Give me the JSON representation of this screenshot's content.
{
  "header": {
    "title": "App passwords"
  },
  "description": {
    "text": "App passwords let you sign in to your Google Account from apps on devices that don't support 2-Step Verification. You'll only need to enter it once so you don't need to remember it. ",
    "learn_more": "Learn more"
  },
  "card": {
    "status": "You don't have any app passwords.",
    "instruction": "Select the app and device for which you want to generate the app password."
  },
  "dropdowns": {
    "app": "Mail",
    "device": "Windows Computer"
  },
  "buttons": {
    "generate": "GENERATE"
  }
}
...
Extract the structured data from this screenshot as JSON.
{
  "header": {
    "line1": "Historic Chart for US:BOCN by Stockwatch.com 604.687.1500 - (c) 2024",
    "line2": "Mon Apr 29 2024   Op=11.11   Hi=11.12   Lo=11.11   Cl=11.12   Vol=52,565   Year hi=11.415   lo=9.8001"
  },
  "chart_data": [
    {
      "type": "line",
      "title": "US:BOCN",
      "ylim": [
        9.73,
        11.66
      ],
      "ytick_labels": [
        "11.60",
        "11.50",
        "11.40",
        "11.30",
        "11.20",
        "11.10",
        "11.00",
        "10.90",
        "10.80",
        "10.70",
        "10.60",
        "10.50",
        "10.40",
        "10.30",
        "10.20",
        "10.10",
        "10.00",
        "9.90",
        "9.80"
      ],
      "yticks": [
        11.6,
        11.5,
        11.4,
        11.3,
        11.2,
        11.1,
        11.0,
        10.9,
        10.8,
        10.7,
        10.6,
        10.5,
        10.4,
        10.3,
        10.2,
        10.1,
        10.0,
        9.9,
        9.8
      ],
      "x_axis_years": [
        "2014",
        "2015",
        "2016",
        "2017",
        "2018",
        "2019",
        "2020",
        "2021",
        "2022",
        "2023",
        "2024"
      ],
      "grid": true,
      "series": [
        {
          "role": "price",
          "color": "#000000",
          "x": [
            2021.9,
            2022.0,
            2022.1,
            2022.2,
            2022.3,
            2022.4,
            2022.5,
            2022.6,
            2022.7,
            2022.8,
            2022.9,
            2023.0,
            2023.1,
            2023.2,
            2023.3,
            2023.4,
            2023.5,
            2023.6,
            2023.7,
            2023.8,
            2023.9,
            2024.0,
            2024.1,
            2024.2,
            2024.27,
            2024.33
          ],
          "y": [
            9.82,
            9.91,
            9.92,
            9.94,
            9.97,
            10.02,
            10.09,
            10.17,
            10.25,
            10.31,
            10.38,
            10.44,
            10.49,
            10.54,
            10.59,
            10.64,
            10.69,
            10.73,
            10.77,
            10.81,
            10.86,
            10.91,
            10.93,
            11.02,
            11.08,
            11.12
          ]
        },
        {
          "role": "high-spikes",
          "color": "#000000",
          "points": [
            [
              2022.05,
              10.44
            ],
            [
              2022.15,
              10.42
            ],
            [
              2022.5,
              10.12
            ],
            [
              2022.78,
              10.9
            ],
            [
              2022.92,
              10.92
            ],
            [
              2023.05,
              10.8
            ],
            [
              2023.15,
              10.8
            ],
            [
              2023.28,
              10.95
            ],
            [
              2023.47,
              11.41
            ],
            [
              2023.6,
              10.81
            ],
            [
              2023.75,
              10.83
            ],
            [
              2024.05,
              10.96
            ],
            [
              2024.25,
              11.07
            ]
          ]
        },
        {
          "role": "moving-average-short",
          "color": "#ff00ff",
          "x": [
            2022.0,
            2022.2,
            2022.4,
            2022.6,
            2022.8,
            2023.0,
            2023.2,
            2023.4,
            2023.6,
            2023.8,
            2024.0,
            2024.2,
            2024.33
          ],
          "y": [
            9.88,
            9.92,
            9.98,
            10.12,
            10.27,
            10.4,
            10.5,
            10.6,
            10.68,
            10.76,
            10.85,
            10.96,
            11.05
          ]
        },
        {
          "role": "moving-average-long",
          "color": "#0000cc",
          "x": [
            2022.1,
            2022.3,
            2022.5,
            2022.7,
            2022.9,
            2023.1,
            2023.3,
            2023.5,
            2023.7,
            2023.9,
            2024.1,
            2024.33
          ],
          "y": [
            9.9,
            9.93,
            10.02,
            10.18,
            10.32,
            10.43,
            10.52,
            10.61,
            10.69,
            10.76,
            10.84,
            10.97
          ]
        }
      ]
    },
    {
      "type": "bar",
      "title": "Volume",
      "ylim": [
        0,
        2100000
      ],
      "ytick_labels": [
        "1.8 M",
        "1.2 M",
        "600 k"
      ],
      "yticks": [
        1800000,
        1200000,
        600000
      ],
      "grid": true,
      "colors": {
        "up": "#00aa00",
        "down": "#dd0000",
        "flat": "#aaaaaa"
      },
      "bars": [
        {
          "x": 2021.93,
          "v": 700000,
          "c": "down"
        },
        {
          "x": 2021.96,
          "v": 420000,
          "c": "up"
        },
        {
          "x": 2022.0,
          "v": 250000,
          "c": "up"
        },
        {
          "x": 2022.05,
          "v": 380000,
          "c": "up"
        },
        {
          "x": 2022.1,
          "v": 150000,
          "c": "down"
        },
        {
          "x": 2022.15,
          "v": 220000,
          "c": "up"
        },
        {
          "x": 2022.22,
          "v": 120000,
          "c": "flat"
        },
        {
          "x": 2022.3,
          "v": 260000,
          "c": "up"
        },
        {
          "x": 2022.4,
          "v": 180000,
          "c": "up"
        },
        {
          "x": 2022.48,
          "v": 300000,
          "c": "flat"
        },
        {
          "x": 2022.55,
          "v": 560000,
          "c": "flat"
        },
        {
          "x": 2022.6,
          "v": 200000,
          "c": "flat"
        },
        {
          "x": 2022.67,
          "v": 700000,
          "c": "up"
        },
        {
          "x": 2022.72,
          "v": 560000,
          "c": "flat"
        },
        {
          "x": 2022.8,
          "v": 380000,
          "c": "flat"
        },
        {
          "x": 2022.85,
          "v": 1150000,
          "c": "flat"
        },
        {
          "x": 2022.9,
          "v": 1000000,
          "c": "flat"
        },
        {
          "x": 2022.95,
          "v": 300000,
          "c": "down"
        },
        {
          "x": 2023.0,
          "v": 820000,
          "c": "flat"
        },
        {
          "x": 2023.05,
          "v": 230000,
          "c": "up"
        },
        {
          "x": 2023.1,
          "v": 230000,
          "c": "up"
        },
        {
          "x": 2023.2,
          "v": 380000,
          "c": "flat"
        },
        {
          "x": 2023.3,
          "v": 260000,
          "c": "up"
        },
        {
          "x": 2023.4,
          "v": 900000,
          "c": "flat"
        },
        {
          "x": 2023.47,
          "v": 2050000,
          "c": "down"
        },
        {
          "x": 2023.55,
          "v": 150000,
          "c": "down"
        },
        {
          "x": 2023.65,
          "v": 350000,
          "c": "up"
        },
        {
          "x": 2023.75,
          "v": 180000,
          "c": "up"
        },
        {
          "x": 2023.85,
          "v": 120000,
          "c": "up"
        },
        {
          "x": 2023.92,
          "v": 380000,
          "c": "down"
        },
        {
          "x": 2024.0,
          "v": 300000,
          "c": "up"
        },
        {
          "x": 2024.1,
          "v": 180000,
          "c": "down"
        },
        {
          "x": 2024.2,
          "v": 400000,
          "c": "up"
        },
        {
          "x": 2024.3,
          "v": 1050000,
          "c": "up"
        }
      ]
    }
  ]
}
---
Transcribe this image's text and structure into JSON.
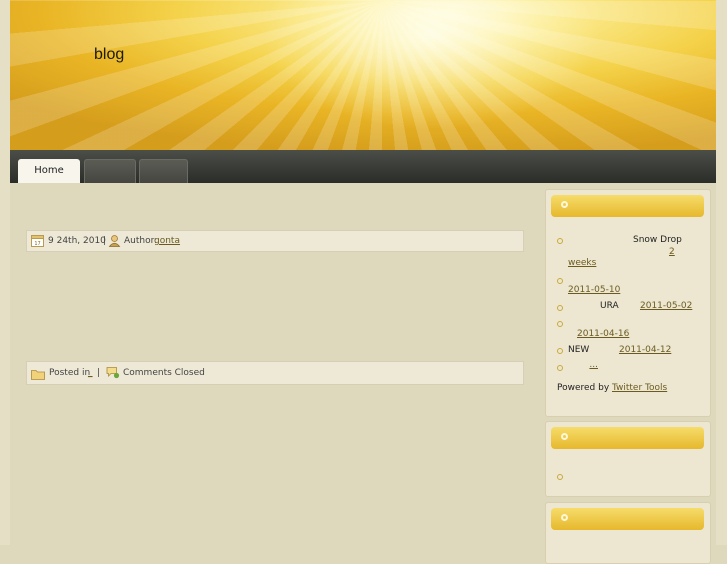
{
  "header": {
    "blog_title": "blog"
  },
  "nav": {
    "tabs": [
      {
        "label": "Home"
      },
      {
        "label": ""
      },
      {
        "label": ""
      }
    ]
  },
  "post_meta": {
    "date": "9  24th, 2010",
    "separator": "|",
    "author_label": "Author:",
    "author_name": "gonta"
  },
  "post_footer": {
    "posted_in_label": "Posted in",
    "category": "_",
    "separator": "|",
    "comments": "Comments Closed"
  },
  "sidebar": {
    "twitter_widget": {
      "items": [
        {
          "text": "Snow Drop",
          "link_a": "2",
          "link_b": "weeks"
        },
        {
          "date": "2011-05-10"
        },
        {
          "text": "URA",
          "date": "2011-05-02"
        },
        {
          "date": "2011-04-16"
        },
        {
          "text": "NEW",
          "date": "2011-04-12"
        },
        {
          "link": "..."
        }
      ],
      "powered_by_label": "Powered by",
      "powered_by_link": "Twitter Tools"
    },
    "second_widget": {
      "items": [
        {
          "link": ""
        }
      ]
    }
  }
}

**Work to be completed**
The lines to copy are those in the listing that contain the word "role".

**Reply**
          "role": "price",
          "role": "high-spikes",
          "role": "moving-average-short",
          "role": "moving-average-long",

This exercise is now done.